  • 1993 – Yale University Womens Caucus for Art for Outstanding Contributions Made in the Arts
  • 1989 – Excellence in Design, Art Commission, New York City for the White Street Detention Center commission
  • 1987 – Excellence in Design, Atlanta GA, for Margaret Mitchell Square commission
  • 1986 – National Endowment for the Arts (NEA) Fellowship in Sculpture
  • 1986 – Bessie award for set design for Throne Room for The Memory Theater of Julio Camillo at the Brooklyn Anchorage, Creative Time, New York City
  • 1985 – New York State Council of the Arts (NYSCA) grant to build a set for the dancer, Blondell Cummings at the Midtown Whitney Museum, New York City
  • 1983 – Winner of International Water Sculpture Competition, New Orleans World Expedition, LA
  • 1982 – National Endowment for the Arts (NEA) Fellowship in Sculpture
  • 1981 – CAPS Grant in Sculpture, New York Artist in Residence, Bryant Park, Public Art Fund, New York City


  • 1996 – Cosí E! (Se Vi Pare), multi-media installation of an adaption of a play by Luigi Pirandello, Gallery L’Eclisse, Rome, Italy.
  • 1993-1994 – Piazza NAVONA: La Festa, Il Suo Futuro, winning design proposals for the 1994 competition to re-design Piazza Navona, Rome, Italy
  • 1993 – New Expressions in Asian American Art, CUNY Graduate Center, New York City
  • 1992 – Pathways, an outdoor permanent installation at SUNY Brockport, New York
  • 1992 – Enrico IV, Tower Fine Art Center, SUNY Brockport, New York
  • 1991 – Enrico IV – Revised, Kunstraum, Goppingen, Germany
  • 1991 – Nothing Less Than a Man, a multi-media set/installation at the Douglas F. Cooley Memorial Art Gallery, Reed College, Portland, Oregon
  • 1990 – Temple of Jupiter, an outdoor installation at Snug Harbor, Staten Island, New York
  • 1990 – Enrico IV, a multi-media set/installation, Art Gallery at the Staller Center for the Arts, SUNY Stony Brook, NY
  • 1989 – Flagellation: Homage to Piero della Francesca, Edicola, Rome, Italy
  • 1986 – Throne Room, a set for “The Memory Theatre of Julio Camillo”, at the Brooklyn Anchorage, Creative Time, Inc., New York
  • 1985 – Sicily Remembered, an outdoor installation for the Atlanta Art Festival, Atlanta, Georgia
  • 1985 – Giardino Cinese, a collaborative installation at Sala Uno, Rome, Italy
  • 1985 – A Fragment/A Moment, a set for dancer Blondell Cummings, Whitney Museum at Philip Morris, New York City
  • 1985 – In Three Dimensions – Recent Sculpture by Women, Pratt Institute, New York
  • 1984 – Hadrian’s Dream, an outdoor installation for the Houston Festival, Texas
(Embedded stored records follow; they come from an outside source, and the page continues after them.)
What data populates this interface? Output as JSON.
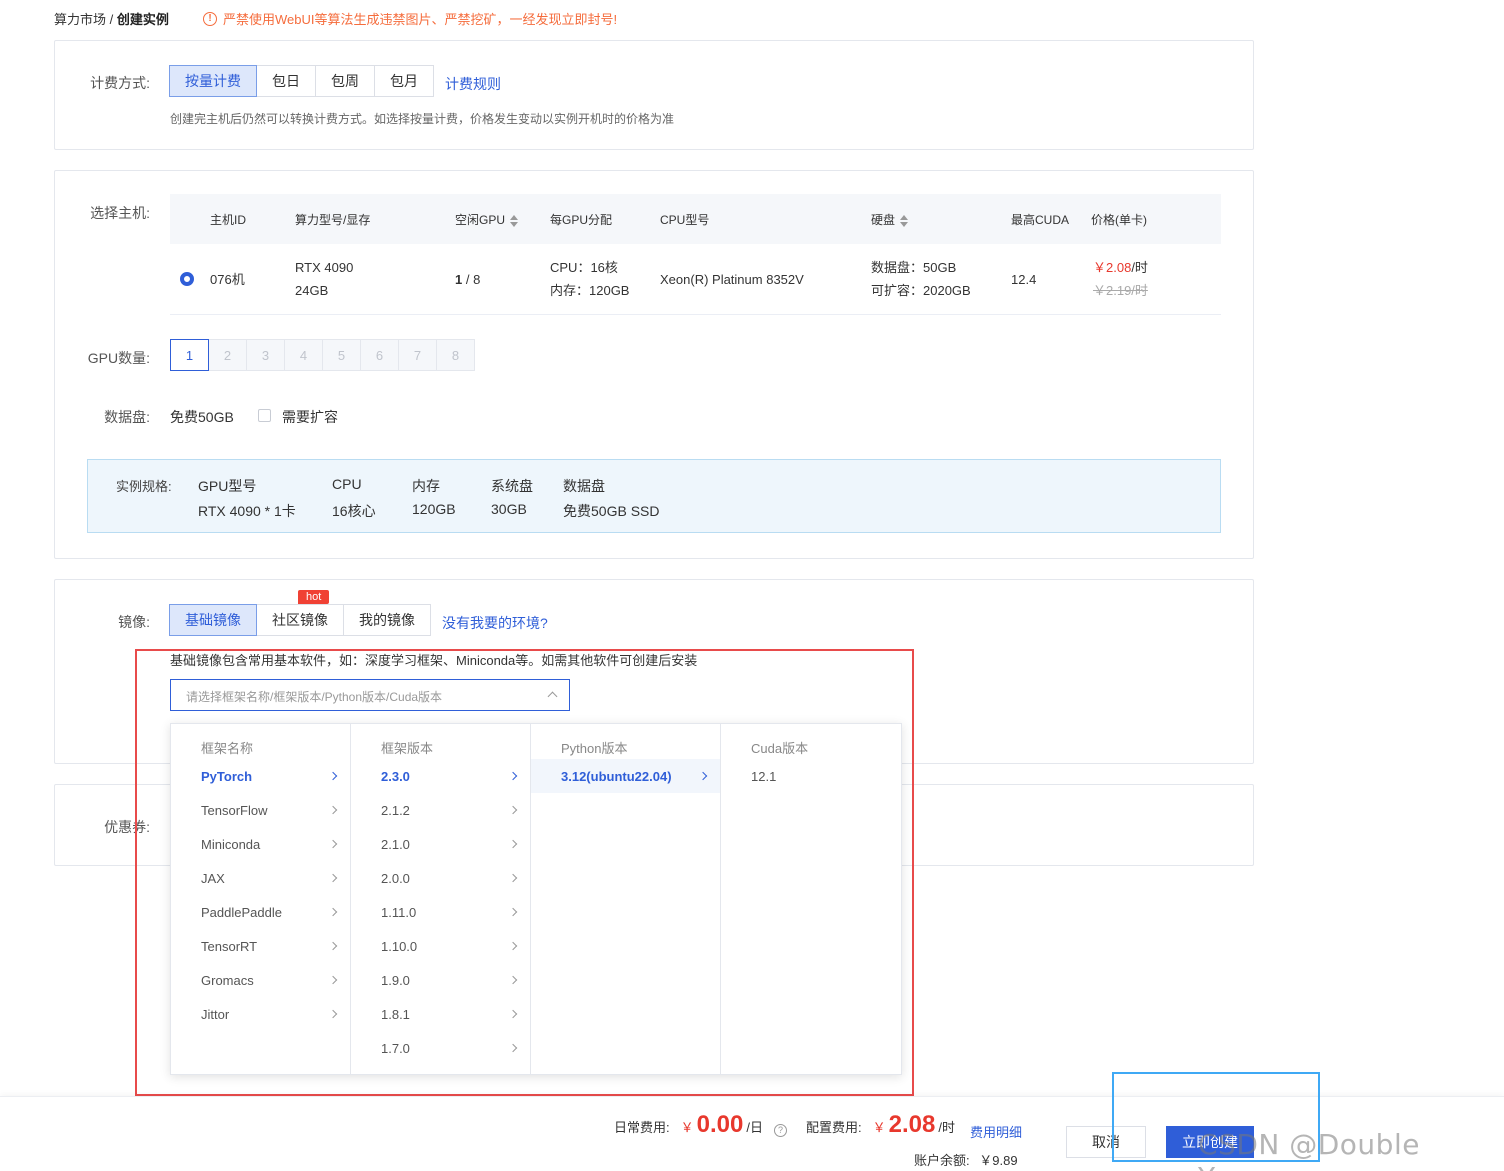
{
  "breadcrumb": {
    "parent": "算力市场",
    "separator": "/",
    "current": "创建实例"
  },
  "warning": {
    "icon": "exclamation-icon",
    "text": "严禁使用WebUI等算法生成违禁图片、严禁挖矿，一经发现立即封号!"
  },
  "billing": {
    "label": "计费方式:",
    "options": [
      "按量计费",
      "包日",
      "包周",
      "包月"
    ],
    "selected": "按量计费",
    "rules_link": "计费规则",
    "hint": "创建完主机后仍然可以转换计费方式。如选择按量计费，价格发生变动以实例开机时的价格为准"
  },
  "host": {
    "label": "选择主机:",
    "columns": [
      "主机ID",
      "算力型号/显存",
      "空闲GPU",
      "每GPU分配",
      "CPU型号",
      "硬盘",
      "最高CUDA",
      "价格(单卡)"
    ],
    "row": {
      "id": "076机",
      "gpu_model": "RTX 4090",
      "vram": "24GB",
      "free_gpu_avail": "1",
      "free_gpu_total": " / 8",
      "cpu_alloc": "CPU：16核",
      "mem_alloc": "内存：120GB",
      "cpu_model": "Xeon(R) Platinum 8352V",
      "disk_data": "数据盘：50GB",
      "disk_expand": "可扩容：2020GB",
      "cuda": "12.4",
      "price_now": "￥2.08",
      "price_unit": "/时",
      "price_old": "￥2.19/时"
    }
  },
  "gpu_count": {
    "label": "GPU数量:",
    "options": [
      "1",
      "2",
      "3",
      "4",
      "5",
      "6",
      "7",
      "8"
    ],
    "selected": "1"
  },
  "data_disk": {
    "label": "数据盘:",
    "free": "免费50GB",
    "expand_label": "需要扩容",
    "expand_checked": false
  },
  "spec": {
    "label": "实例规格:",
    "cols": [
      {
        "h": "GPU型号",
        "v": "RTX 4090 * 1卡"
      },
      {
        "h": "CPU",
        "v": "16核心"
      },
      {
        "h": "内存",
        "v": "120GB"
      },
      {
        "h": "系统盘",
        "v": "30GB"
      },
      {
        "h": "数据盘",
        "v": "免费50GB SSD"
      }
    ]
  },
  "image": {
    "label": "镜像:",
    "tabs": [
      "基础镜像",
      "社区镜像",
      "我的镜像"
    ],
    "selected": "基础镜像",
    "hot_badge": "hot",
    "help_link": "没有我要的环境?",
    "hint": "基础镜像包含常用基本软件，如：深度学习框架、Miniconda等。如需其他软件可创建后安装",
    "placeholder": "请选择框架名称/框架版本/Python版本/Cuda版本"
  },
  "cascader": {
    "framework": {
      "title": "框架名称",
      "items": [
        "PyTorch",
        "TensorFlow",
        "Miniconda",
        "JAX",
        "PaddlePaddle",
        "TensorRT",
        "Gromacs",
        "Jittor"
      ],
      "selected": "PyTorch"
    },
    "version": {
      "title": "框架版本",
      "items": [
        "2.3.0",
        "2.1.2",
        "2.1.0",
        "2.0.0",
        "1.11.0",
        "1.10.0",
        "1.9.0",
        "1.8.1",
        "1.7.0"
      ],
      "selected": "2.3.0"
    },
    "python": {
      "title": "Python版本",
      "items": [
        "3.12(ubuntu22.04)"
      ],
      "selected": "3.12(ubuntu22.04)"
    },
    "cuda": {
      "title": "Cuda版本",
      "items": [
        "12.1"
      ]
    }
  },
  "coupon": {
    "label": "优惠券:"
  },
  "footer": {
    "daily_label": "日常费用:",
    "daily_currency": "￥",
    "daily_value": "0.00",
    "daily_unit": "/日",
    "help_icon": "question-icon",
    "config_label": "配置费用:",
    "config_currency": "￥",
    "config_value": "2.08",
    "config_unit": "/时",
    "detail_link": "费用明细",
    "balance_label": "账户余额:",
    "balance_value": "￥9.89",
    "cancel": "取消",
    "create": "立即创建"
  },
  "watermark": "CSDN @Double Young.",
  "colors": {
    "primary": "#2f5ed8",
    "danger": "#e8382d",
    "warning": "#f56c3c",
    "annotation_red": "#e84b4b",
    "annotation_blue": "#3fa9f5"
  }
}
  • 1984 – Hadrian’s Improvisation, an outdoor installation at the Hudson River Museum, Yonkers, New York
  • 1984 – Hadrian’s Retreat, Sculpture Center, New York City
  • 1983 – Córdoba, at CUNY, City University Center, New York City
  • 1983 – House That Art Built, CAL State Fullerton Gallery, Fullerton, California
  • 1983 – Siciliana, an outdoor installation at Artpark, Lewiston, New York
  • 1983 – Shared Space, Bronx Museum, Bronx, NY
  • 1983 – Air and Ice, an outdoor installation on Lake George, Bolton Landing, New York
  • 1982 – Cloister, Just Above Midtown (JAM), New York City
  • 1981 – Two Part Invention, an outdoor installation at Bryant Park, New York City
  • 1981 – Environmental Interplay – 7 Sculptors, Alternative Museum, New York City
  • 1981 – Made in Philadelphia IV, the Institute of Contemporary Art (ICA), PA